‘Let’s just get to the hotel. I know we can’t pay them, but I’m sure they won’t chuck us out,’ I said in a pretend-positive way. Very fortunately, the most astute of us three (not me) had pre-paid for a hotel shuttle. We would have been a bit stuffed otherwise. ‘We’re looking for a guy with my name written on a board,’ she announced. ‘He says he’ll be just outside the exit holding a board with my name on it.’

Picture a soccer stadium where every spectator is holding up a handwritten board hoping to be spotted on the TV cameras. There were roughly that many taxi drivers, each clutching a name board. It was also at least five-thousand degrees with humidity levels that scoff at Durban’s. I was wearing a jersey, leggings, sneakers, and an insanely heavy backpack (again – don’t pack the tripod). Awesome.

It took a good 30 minutes of CrossFit pacing before we found our driver. He was ever so sweet, with the trademark beaming Balinese smile. He also had aircon and Wi-Fi, which elevated him to god-like status in our eyes. He nodded when we said ‘ATM,’ he nodded when we explained that ‘we need to draw money,’ he also nodded when we said, ‘it’s freezing cold in Bali today.’ He didn’t speak a word of English, so there would be no ATM on route and no money. There was nothing more we could do, so instead, we stopped the panicking and took in our vibrant surroundings. We were headed to the hotel via Kuta.

5. Just relax and embrace the crazy.

Kuta is exceptionally busy and there’s plenty to do. It’s next level bustle, and your senses are instantly woken. Side-street cook-ups bubble away, little shops brim over with goods and the sounds of traffic merge with loud chatter. We chose to stay in less manic Legian which was a good decision, but I instantly loved the Kuta vibe. Kuta is where the clubs are, and we did venture back one evening for some late-into-the-night dancing (which I’ll elaborate on in my next blog).

Family of 3 on board. Very often it’s a family of 4.

Traffic rolls along, but the pedestrians move significantly faster. Scooters weave through the gridlocked traffic with remarkable skill. Some sporting families of four. It’s commonplace to see mom and dad on the seat, a broadly-grinning toddler standing upfront and a younger child clutching to its mother’s back. Some wore helmets, others not. You quickly learn that ‘toot-toot’ is the unofficial Balinese language. It’s not considered rude to hoot; instead, it’s a masterful communication between drivers. It works. Well, most of the time. During our stay, we witnessed a few collisions, but everyone just jumps back on their scooters, and off they go! No hard feelings. When you’re a hair-width distance from fellow commuters, it’s part of life on the roads. Traffic lights are seen as a suggestion rather than a requirement. Instead, they have perfected a kind-of skillful merging that after a few days you get into too.

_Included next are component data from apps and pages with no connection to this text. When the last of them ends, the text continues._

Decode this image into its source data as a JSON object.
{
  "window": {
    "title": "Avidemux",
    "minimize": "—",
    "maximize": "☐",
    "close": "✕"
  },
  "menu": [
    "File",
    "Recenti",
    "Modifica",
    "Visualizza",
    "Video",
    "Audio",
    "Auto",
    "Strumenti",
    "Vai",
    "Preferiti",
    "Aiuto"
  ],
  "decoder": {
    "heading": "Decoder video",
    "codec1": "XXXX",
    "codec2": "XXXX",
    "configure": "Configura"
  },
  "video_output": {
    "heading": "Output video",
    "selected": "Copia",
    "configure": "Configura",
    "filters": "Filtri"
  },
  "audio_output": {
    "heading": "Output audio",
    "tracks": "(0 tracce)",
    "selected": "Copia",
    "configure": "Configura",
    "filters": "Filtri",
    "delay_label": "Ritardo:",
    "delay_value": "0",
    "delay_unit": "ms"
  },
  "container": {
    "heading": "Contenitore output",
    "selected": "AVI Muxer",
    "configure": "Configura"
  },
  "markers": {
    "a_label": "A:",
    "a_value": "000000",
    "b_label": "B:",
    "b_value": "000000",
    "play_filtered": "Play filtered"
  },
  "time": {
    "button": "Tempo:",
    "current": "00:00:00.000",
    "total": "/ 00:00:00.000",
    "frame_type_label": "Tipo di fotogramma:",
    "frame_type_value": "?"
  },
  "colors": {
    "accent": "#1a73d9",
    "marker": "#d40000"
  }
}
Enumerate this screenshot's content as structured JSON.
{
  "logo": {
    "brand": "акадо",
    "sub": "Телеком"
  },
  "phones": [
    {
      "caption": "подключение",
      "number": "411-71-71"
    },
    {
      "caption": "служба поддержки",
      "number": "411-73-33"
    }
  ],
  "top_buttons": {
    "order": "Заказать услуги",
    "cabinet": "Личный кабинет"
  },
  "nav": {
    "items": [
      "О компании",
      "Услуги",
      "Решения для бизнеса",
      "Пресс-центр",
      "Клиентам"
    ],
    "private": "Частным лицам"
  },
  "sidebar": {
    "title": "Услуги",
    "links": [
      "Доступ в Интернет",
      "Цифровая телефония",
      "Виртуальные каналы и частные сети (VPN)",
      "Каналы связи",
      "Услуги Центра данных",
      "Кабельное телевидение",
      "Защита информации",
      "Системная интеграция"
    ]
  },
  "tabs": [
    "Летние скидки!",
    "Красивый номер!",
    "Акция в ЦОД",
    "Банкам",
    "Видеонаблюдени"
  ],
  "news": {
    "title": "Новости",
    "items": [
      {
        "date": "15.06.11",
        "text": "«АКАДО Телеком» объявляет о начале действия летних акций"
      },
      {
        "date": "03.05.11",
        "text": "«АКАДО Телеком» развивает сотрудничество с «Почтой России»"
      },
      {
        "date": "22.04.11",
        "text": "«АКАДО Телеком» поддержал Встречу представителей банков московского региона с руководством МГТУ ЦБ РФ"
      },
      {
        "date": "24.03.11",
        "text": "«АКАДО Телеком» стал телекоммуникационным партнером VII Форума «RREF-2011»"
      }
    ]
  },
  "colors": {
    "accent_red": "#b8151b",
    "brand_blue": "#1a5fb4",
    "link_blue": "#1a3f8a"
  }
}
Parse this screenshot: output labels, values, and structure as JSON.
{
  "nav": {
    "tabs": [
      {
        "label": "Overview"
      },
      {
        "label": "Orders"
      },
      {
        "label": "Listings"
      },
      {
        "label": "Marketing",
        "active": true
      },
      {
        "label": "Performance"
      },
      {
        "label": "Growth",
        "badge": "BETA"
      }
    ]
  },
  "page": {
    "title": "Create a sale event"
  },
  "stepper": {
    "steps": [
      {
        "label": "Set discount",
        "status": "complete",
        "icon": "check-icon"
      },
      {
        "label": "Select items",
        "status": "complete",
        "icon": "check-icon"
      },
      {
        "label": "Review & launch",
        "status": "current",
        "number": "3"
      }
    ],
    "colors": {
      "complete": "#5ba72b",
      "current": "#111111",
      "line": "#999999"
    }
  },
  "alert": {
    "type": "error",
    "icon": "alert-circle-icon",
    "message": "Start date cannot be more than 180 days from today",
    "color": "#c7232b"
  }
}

The good news? When we arrived at the Ibis Style Legian Hotel, our cards worked at the front desk. Seems we had somewhere to sleep after all. If there’s something you quickly realise in Bali, is that accommodation is insanely inexpensive. This 3-star hotel had all the attributes of a 5-star, and at just R750 a room the value was as surprising as it was welcome. The large, crisp, clean air-conditioned rooms were serviced daily, and a gorgeous pool area beckoned us to cool off after our weary travels. Plus, it’s so central. No beach views, but it’s a quick 8-minute walk away to dip your toes in the sea. You won’t be hiding out in your hotel anyway, so who cares about the sea view.

I looked at my friends, ‘We’re officially in Bali, baby!’

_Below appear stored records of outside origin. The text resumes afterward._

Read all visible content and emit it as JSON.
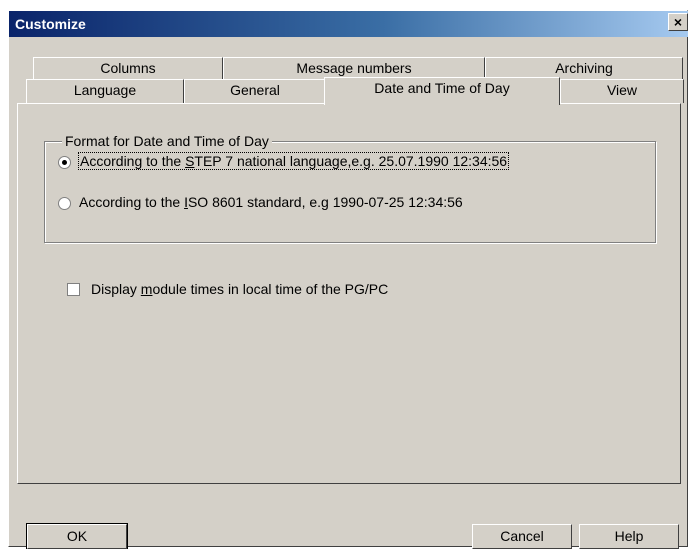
{
  "window": {
    "title": "Customize",
    "close_glyph": "×"
  },
  "tabs": {
    "row1": [
      {
        "label": "Columns"
      },
      {
        "label": "Message numbers"
      },
      {
        "label": "Archiving"
      }
    ],
    "row2": [
      {
        "label": "Language"
      },
      {
        "label": "General"
      },
      {
        "label": "Date and Time of Day",
        "selected": true
      },
      {
        "label": "View"
      }
    ]
  },
  "format_group": {
    "legend": "Format for Date and Time of Day",
    "options": [
      {
        "label_before": "According to the ",
        "label_mnemonic": "S",
        "label_after": "TEP 7 national language,e.g. 25.07.1990 12:34:56",
        "checked": true
      },
      {
        "label_before": "According to the ",
        "label_mnemonic": "I",
        "label_after": "SO 8601 standard, e.g 1990-07-25 12:34:56",
        "checked": false
      }
    ]
  },
  "module_times": {
    "label_before": "Display ",
    "label_mnemonic": "m",
    "label_after": "odule times in local time of the PG/PC",
    "checked": false
  },
  "buttons": {
    "ok": "OK",
    "cancel": "Cancel",
    "help": "Help"
  },
  "colors": {
    "face": "#d4d0c8",
    "title_start": "#0a246a",
    "title_end": "#a6caf0"
  }
}
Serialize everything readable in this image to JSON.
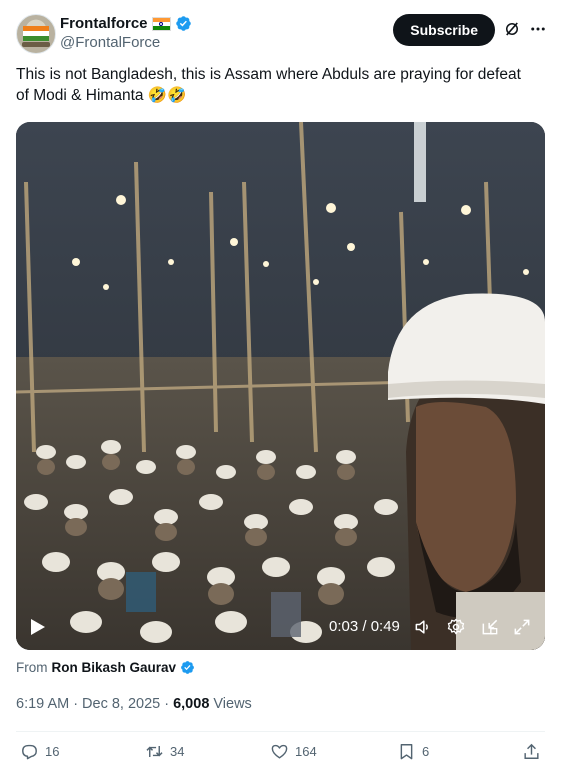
{
  "author": {
    "display_name": "Frontalforce",
    "handle": "@FrontalForce"
  },
  "header": {
    "subscribe_label": "Subscribe"
  },
  "tweet": {
    "text": "This is not Bangladesh, this is Assam where Abduls are praying for defeat of Modi & Himanta 🤣🤣"
  },
  "video": {
    "time": "0:03 / 0:49",
    "progress": 0.06,
    "icons": [
      "play-icon",
      "volume-icon",
      "settings-icon",
      "pip-icon",
      "fullscreen-icon"
    ]
  },
  "attribution": {
    "prefix": "From",
    "name": "Ron Bikash Gaurav"
  },
  "meta": {
    "time": "6:19 AM",
    "sep1": "·",
    "date": "Dec 8, 2025",
    "sep2": "·",
    "views_count": "6,008",
    "views_label": "Views"
  },
  "actions": {
    "replies": "16",
    "reposts": "34",
    "likes": "164",
    "bookmarks": "6"
  },
  "colors": {
    "verified": "#1d9bf0",
    "text": "#0f1419",
    "muted": "#536471"
  }
}
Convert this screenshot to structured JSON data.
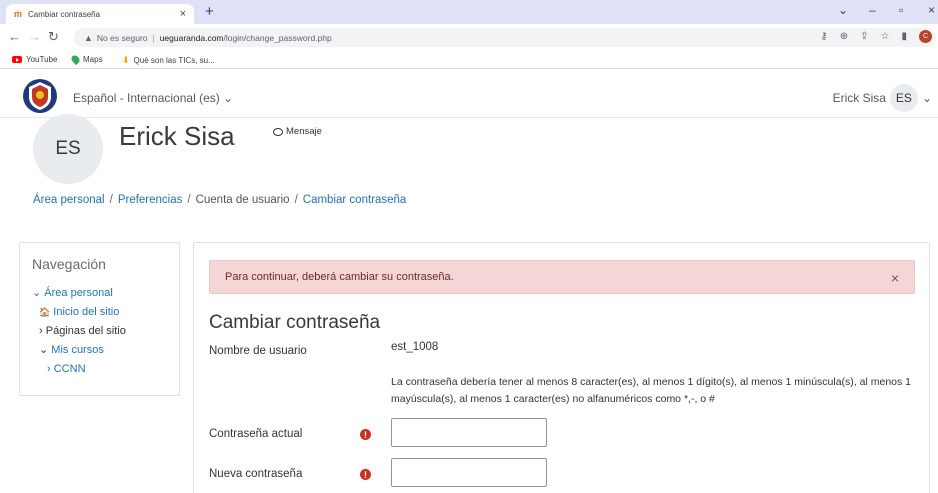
{
  "browser": {
    "tab_title": "Cambiar contraseña",
    "security_label": "No es seguro",
    "url_host": "ueguaranda.com",
    "url_path": "/login/change_password.php",
    "profile_initial": "C",
    "bookmarks": [
      {
        "label": "YouTube",
        "icon": "youtube-icon"
      },
      {
        "label": "Maps",
        "icon": "maps-icon"
      },
      {
        "label": "Qué son las TICs, su...",
        "icon": "download-icon"
      }
    ]
  },
  "navbar": {
    "language": "Español - Internacional (es) ⌄",
    "user_name": "Erick Sisa",
    "user_initials": "ES"
  },
  "header": {
    "avatar_initials": "ES",
    "full_name": "Erick Sisa",
    "message_label": "Mensaje"
  },
  "breadcrumb": [
    {
      "label": "Área personal",
      "link": true
    },
    {
      "label": "Preferencias",
      "link": true
    },
    {
      "label": "Cuenta de usuario",
      "link": false
    },
    {
      "label": "Cambiar contraseña",
      "link": true
    }
  ],
  "navigation": {
    "title": "Navegación",
    "items": [
      {
        "label": "Área personal",
        "prefix": "⌄"
      },
      {
        "label": "Inicio del sitio",
        "prefix": "🏠"
      },
      {
        "label": "Páginas del sitio",
        "prefix": "›"
      },
      {
        "label": "Mis cursos",
        "prefix": "⌄"
      },
      {
        "label": "CCNN",
        "prefix": "›"
      }
    ]
  },
  "main": {
    "alert": "Para continuar, deberá cambiar su contraseña.",
    "form_title": "Cambiar contraseña",
    "username_label": "Nombre de usuario",
    "username_value": "est_1008",
    "password_hint": "La contraseña debería tener al menos 8 caracter(es), al menos 1 dígito(s), al menos 1 minúscula(s), al menos 1 mayúscula(s), al menos 1 caracter(es) no alfanuméricos como *,-, o #",
    "current_password_label": "Contraseña actual",
    "new_password_label": "Nueva contraseña"
  }
}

Smiles all round. Swim. Unpack. Change. Head out. Let the exploring begin.

Legian sunset.

Next week’s blog will explore where we stayed and what we got up to while living the life in Bali. I look forward to sharing the stories and info with you.

Let’s just coddiwomple

x Keryn